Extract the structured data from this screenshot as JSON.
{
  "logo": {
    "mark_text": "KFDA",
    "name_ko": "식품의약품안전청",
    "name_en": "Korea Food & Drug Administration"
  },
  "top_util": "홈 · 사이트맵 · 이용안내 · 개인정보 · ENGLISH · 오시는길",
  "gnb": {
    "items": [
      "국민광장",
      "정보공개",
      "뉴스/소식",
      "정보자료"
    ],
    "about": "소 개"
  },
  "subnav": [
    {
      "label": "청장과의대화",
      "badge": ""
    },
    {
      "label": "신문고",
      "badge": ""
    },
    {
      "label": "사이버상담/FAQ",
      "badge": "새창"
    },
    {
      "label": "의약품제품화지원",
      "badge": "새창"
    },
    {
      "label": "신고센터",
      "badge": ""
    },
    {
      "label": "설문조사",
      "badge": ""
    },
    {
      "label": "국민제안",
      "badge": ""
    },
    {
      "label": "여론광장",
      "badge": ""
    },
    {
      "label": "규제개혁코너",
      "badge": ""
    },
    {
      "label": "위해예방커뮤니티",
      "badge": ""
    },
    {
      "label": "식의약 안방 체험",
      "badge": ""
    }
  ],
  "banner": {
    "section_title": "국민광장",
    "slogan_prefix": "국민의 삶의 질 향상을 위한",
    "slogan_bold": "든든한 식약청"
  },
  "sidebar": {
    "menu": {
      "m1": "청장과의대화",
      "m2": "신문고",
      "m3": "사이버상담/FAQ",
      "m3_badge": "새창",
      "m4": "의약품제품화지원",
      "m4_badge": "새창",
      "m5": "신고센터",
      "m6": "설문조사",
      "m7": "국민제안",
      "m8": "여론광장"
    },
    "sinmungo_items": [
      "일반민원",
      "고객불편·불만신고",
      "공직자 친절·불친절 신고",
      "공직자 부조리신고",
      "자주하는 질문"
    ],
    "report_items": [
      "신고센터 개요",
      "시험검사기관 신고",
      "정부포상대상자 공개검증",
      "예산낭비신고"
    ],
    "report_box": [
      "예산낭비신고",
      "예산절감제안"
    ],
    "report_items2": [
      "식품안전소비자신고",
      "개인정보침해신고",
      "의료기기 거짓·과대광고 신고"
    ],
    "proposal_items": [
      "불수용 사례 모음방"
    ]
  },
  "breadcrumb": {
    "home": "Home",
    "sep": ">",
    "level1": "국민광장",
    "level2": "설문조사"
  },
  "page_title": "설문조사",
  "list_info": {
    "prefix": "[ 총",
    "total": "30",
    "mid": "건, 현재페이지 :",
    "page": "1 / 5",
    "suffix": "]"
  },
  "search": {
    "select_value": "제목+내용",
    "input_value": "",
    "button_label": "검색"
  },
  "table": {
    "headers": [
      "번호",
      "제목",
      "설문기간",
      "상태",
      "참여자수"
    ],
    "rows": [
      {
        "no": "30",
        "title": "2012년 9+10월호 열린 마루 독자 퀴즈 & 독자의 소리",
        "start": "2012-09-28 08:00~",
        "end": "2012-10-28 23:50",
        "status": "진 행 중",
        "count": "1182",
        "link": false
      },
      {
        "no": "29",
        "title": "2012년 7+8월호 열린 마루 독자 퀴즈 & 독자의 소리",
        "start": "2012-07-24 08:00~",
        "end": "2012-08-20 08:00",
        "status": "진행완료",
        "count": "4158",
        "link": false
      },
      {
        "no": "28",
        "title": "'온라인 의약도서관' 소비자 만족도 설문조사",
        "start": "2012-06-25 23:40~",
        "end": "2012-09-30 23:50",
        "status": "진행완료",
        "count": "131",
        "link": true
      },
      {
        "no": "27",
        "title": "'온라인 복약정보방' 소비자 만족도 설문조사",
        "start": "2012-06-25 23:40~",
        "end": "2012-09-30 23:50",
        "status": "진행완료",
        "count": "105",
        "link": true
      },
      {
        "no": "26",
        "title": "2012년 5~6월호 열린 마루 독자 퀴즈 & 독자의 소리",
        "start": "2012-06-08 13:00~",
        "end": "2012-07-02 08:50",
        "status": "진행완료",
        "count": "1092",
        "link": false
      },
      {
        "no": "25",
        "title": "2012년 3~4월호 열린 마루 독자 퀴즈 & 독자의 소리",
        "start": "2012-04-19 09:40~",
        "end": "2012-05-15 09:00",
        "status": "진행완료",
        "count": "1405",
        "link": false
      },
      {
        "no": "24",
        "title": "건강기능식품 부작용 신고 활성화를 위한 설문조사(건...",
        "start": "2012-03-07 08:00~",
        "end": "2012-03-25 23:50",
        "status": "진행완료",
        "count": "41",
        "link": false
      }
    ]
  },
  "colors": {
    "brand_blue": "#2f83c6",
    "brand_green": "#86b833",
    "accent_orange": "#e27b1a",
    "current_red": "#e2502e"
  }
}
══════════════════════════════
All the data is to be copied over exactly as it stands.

Extract the structured data from this screenshot as JSON.
{
  "logo": {
    "mark_text": "KFDA",
    "name_ko": "식품의약품안전청",
    "name_en": "Korea Food & Drug Administration"
  },
  "top_util": "홈 · 사이트맵 · 이용안내 · 개인정보 · ENGLISH · 오시는길",
  "gnb": {
    "items": [
      "국민광장",
      "정보공개",
      "뉴스/소식",
      "정보자료"
    ],
    "about": "소 개"
  },
  "subnav": [
    {
      "label": "청장과의대화",
      "badge": ""
    },
    {
      "label": "신문고",
      "badge": ""
    },
    {
      "label": "사이버상담/FAQ",
      "badge": "새창"
    },
    {
      "label": "의약품제품화지원",
      "badge": "새창"
    },
    {
      "label": "신고센터",
      "badge": ""
    },
    {
      "label": "설문조사",
      "badge": ""
    },
    {
      "label": "국민제안",
      "badge": ""
    },
    {
      "label": "여론광장",
      "badge": ""
    },
    {
      "label": "규제개혁코너",
      "badge": ""
    },
    {
      "label": "위해예방커뮤니티",
      "badge": ""
    },
    {
      "label": "식의약 안방 체험",
      "badge": ""
    }
  ],
  "banner": {
    "section_title": "국민광장",
    "slogan_prefix": "국민의 삶의 질 향상을 위한",
    "slogan_bold": "든든한 식약청"
  },
  "sidebar": {
    "menu": {
      "m1": "청장과의대화",
      "m2": "신문고",
      "m3": "사이버상담/FAQ",
      "m3_badge": "새창",
      "m4": "의약품제품화지원",
      "m4_badge": "새창",
      "m5": "신고센터",
      "m6": "설문조사",
      "m7": "국민제안",
      "m8": "여론광장"
    },
    "sinmungo_items": [
      "일반민원",
      "고객불편·불만신고",
      "공직자 친절·불친절 신고",
      "공직자 부조리신고",
      "자주하는 질문"
    ],
    "report_items": [
      "신고센터 개요",
      "시험검사기관 신고",
      "정부포상대상자 공개검증",
      "예산낭비신고"
    ],
    "report_box": [
      "예산낭비신고",
      "예산절감제안"
    ],
    "report_items2": [
      "식품안전소비자신고",
      "개인정보침해신고",
      "의료기기 거짓·과대광고 신고"
    ],
    "proposal_items": [
      "불수용 사례 모음방"
    ]
  },
  "breadcrumb": {
    "home": "Home",
    "sep": ">",
    "level1": "국민광장",
    "level2": "설문조사"
  },
  "page_title": "설문조사",
  "list_info": {
    "prefix": "[ 총",
    "total": "30",
    "mid": "건, 현재페이지 :",
    "page": "1 / 5",
    "suffix": "]"
  },
  "search": {
    "select_value": "제목+내용",
    "input_value": "",
    "button_label": "검색"
  },
  "table": {
    "headers": [
      "번호",
      "제목",
      "설문기간",
      "상태",
      "참여자수"
    ],
    "rows": [
      {
        "no": "30",
        "title": "2012년 9+10월호 열린 마루 독자 퀴즈 & 독자의 소리",
        "start": "2012-09-28 08:00~",
        "end": "2012-10-28 23:50",
        "status": "진 행 중",
        "count": "1182",
        "link": false
      },
      {
        "no": "29",
        "title": "2012년 7+8월호 열린 마루 독자 퀴즈 & 독자의 소리",
        "start": "2012-07-24 08:00~",
        "end": "2012-08-20 08:00",
        "status": "진행완료",
        "count": "4158",
        "link": false
      },
      {
        "no": "28",
        "title": "'온라인 의약도서관' 소비자 만족도 설문조사",
        "start": "2012-06-25 23:40~",
        "end": "2012-09-30 23:50",
        "status": "진행완료",
        "count": "131",
        "link": true
      },
      {
        "no": "27",
        "title": "'온라인 복약정보방' 소비자 만족도 설문조사",
        "start": "2012-06-25 23:40~",
        "end": "2012-09-30 23:50",
        "status": "진행완료",
        "count": "105",
        "link": true
      },
      {
        "no": "26",
        "title": "2012년 5~6월호 열린 마루 독자 퀴즈 & 독자의 소리",
        "start": "2012-06-08 13:00~",
        "end": "2012-07-02 08:50",
        "status": "진행완료",
        "count": "1092",
        "link": false
      },
      {
        "no": "25",
        "title": "2012년 3~4월호 열린 마루 독자 퀴즈 & 독자의 소리",
        "start": "2012-04-19 09:40~",
        "end": "2012-05-15 09:00",
        "status": "진행완료",
        "count": "1405",
        "link": false
      },
      {
        "no": "24",
        "title": "건강기능식품 부작용 신고 활성화를 위한 설문조사(건...",
        "start": "2012-03-07 08:00~",
        "end": "2012-03-25 23:50",
        "status": "진행완료",
        "count": "41",
        "link": false
      }
    ]
  },
  "colors": {
    "brand_blue": "#2f83c6",
    "brand_green": "#86b833",
    "accent_orange": "#e27b1a",
    "current_red": "#e2502e"
  }
}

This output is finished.